◆ Goal of the exercise
What you return should be the lines of the data containing "laptop", each in full.

[Element data from apps and pages]
··········
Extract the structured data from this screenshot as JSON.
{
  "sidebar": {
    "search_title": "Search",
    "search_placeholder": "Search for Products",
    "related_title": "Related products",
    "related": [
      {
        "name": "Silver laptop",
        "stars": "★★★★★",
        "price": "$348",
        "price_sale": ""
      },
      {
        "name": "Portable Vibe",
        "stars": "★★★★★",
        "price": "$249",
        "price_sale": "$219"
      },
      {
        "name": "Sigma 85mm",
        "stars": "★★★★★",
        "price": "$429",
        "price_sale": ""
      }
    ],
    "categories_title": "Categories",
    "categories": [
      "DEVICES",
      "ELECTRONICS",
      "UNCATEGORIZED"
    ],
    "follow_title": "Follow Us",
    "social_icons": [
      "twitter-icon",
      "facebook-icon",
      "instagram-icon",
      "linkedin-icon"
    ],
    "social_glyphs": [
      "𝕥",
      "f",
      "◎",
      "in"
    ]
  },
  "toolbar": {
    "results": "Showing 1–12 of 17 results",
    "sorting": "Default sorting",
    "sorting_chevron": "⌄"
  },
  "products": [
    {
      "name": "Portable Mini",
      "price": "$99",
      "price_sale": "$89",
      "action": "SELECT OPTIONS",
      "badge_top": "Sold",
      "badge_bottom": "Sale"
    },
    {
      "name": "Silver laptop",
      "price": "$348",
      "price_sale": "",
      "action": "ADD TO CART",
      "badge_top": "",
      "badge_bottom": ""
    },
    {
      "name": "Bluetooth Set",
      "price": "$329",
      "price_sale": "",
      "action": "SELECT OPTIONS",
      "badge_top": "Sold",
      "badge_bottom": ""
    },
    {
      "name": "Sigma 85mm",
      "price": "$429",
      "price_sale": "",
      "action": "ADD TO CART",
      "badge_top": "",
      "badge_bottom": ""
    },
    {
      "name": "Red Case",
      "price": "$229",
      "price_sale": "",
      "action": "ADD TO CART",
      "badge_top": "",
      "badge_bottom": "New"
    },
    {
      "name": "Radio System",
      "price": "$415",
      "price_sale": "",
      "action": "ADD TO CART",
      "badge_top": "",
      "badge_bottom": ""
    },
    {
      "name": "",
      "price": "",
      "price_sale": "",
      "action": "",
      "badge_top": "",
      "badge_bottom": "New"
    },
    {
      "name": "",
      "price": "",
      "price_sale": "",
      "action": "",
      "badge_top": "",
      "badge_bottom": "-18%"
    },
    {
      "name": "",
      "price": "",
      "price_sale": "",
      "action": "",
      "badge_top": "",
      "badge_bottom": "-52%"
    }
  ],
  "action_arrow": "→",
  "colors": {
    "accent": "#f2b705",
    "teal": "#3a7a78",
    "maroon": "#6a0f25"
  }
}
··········
◆ Answer to this task
        "name": "Silver laptop",
      "name": "Silver laptop",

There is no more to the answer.